*** Supplied material

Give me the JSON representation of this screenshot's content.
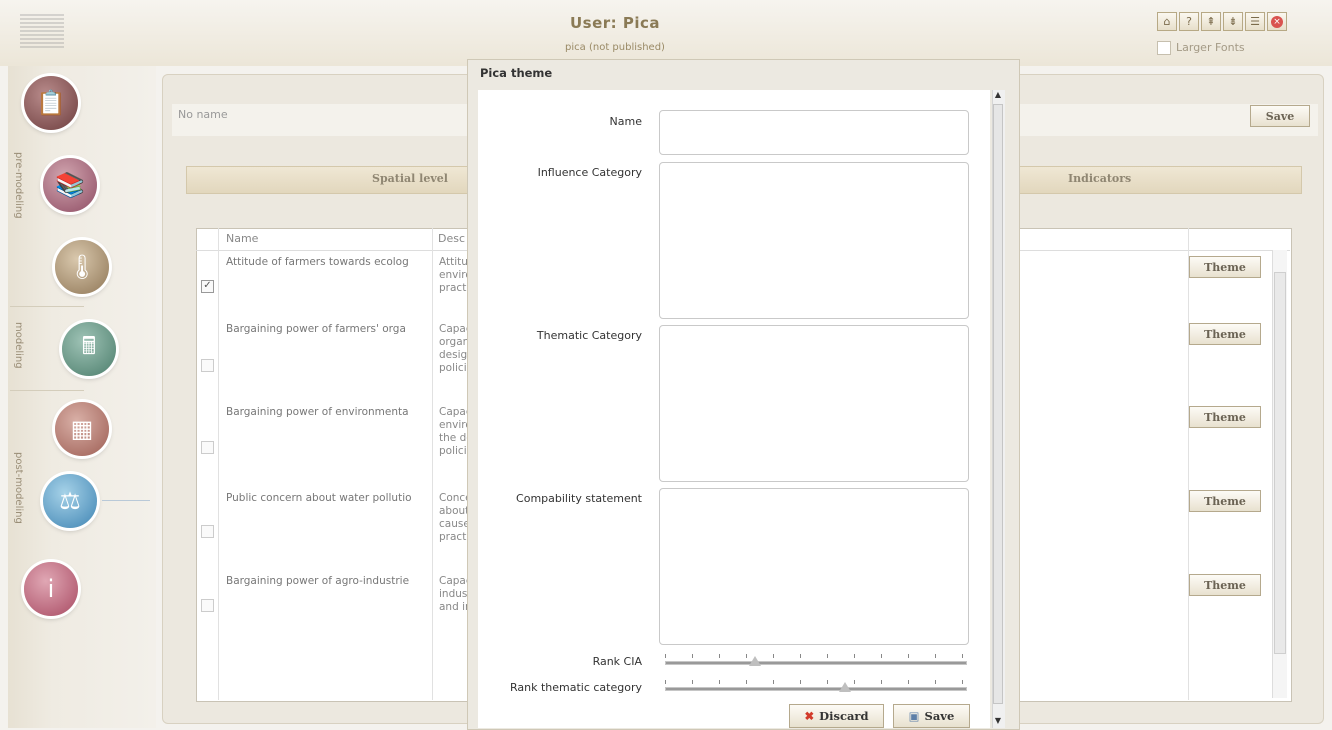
{
  "header": {
    "title": "User: Pica",
    "subtitle": "pica (not published)",
    "larger_fonts_label": "Larger Fonts",
    "toolbar_icons": [
      "home-icon",
      "help-icon",
      "upload-icon",
      "download-icon",
      "users-icon",
      "close-icon"
    ]
  },
  "sidebar": {
    "sections": [
      "pre-modeling",
      "modeling",
      "post-modeling"
    ]
  },
  "main": {
    "name_placeholder": "No name",
    "save_label": "Save",
    "tabs": {
      "spatial": "Spatial level",
      "indicators": "Indicators"
    },
    "columns": {
      "name": "Name",
      "description": "Descri"
    },
    "theme_label": "Theme",
    "rows": [
      {
        "name": "Attitude of farmers towards ecolog",
        "desc": [
          "Attitud",
          "enviro",
          "practic"
        ],
        "checked": true
      },
      {
        "name": "Bargaining power of farmers' orga",
        "desc": [
          "Capac",
          "organi",
          "design",
          "policie"
        ],
        "checked": false
      },
      {
        "name": "Bargaining power of environmenta",
        "desc": [
          "Capac",
          "enviro",
          "the de",
          "policie"
        ],
        "checked": false
      },
      {
        "name": "Public concern about water pollutio",
        "desc": [
          "Conce",
          "about",
          "causel",
          "practic"
        ],
        "checked": false
      },
      {
        "name": "Bargaining power of agro-industrie",
        "desc": [
          "Capac",
          "indust",
          "and im"
        ],
        "checked": false
      }
    ]
  },
  "modal": {
    "title": "Pica theme",
    "fields": {
      "name": "Name",
      "influence": "Influence Category",
      "thematic": "Thematic Category",
      "compatibility": "Compability statement",
      "rank_cia": "Rank CIA",
      "rank_thematic": "Rank thematic category"
    },
    "rank_cia_value": 0.3,
    "rank_thematic_value": 0.6,
    "discard_label": "Discard",
    "save_label": "Save"
  }
}
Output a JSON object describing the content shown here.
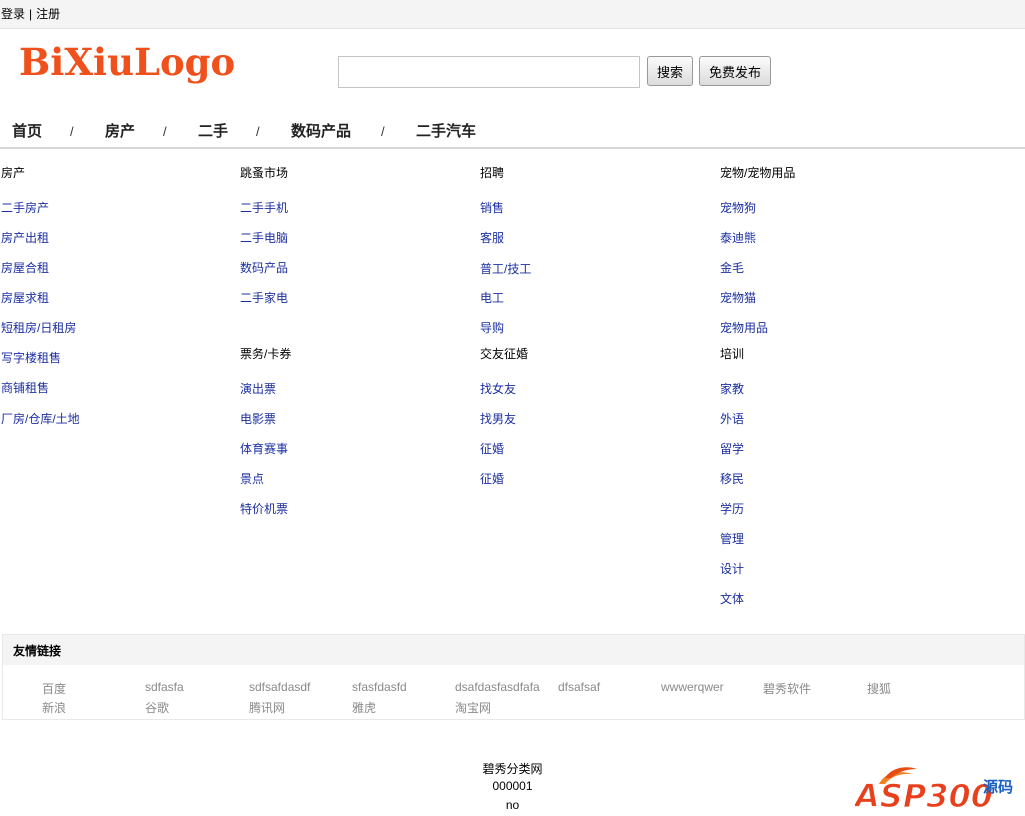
{
  "topbar": {
    "login": "登录",
    "separator": "|",
    "register": "注册"
  },
  "logo": {
    "text": "BiXiuLogo"
  },
  "search": {
    "value": "",
    "placeholder": "",
    "search_button": "搜索",
    "post_button": "免费发布"
  },
  "nav": {
    "items": [
      "首页",
      "房产",
      "二手",
      "数码产品",
      "二手汽车"
    ],
    "separator": "/"
  },
  "categories": [
    {
      "title": "房产",
      "links": [
        "二手房产",
        "房产出租",
        "房屋合租",
        "房屋求租",
        "短租房/日租房",
        "写字楼租售",
        "商铺租售",
        "厂房/仓库/土地"
      ]
    },
    {
      "title": "跳蚤市场",
      "links": [
        "二手手机",
        "二手电脑",
        "数码产品",
        "二手家电"
      ]
    },
    {
      "title": "票务/卡券",
      "links": [
        "演出票",
        "电影票",
        "体育赛事",
        "景点",
        "特价机票"
      ]
    },
    {
      "title": "招聘",
      "links": [
        "销售",
        "客服",
        "普工/技工",
        "电工",
        "导购"
      ]
    },
    {
      "title": "交友征婚",
      "links": [
        "找女友",
        "找男友",
        "征婚",
        "征婚"
      ]
    },
    {
      "title": "宠物/宠物用品",
      "links": [
        "宠物狗",
        "泰迪熊",
        "金毛",
        "宠物猫",
        "宠物用品"
      ]
    },
    {
      "title": "培训",
      "links": [
        "家教",
        "外语",
        "留学",
        "移民",
        "学历",
        "管理",
        "设计",
        "文体"
      ]
    }
  ],
  "friends": {
    "title": "友情链接",
    "links": [
      "百度",
      "sdfasfa",
      "sdfsafdasdf",
      "sfasfdasfd",
      "dsafdasfasdfafa",
      "dfsafsaf",
      "wwwerqwer",
      "碧秀软件",
      "搜狐",
      "新浪",
      "谷歌",
      "腾讯网",
      "雅虎",
      "淘宝网"
    ]
  },
  "footer": {
    "site_name": "碧秀分类网",
    "code": "000001",
    "note": "no"
  },
  "watermark": {
    "text": "ASP300",
    "suffix": "源码"
  },
  "colors": {
    "logo": "#f0501b",
    "link": "#1c2fa0",
    "friend_link": "#8a8a8a"
  }
}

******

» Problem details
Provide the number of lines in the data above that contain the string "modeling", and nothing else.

» Task output
3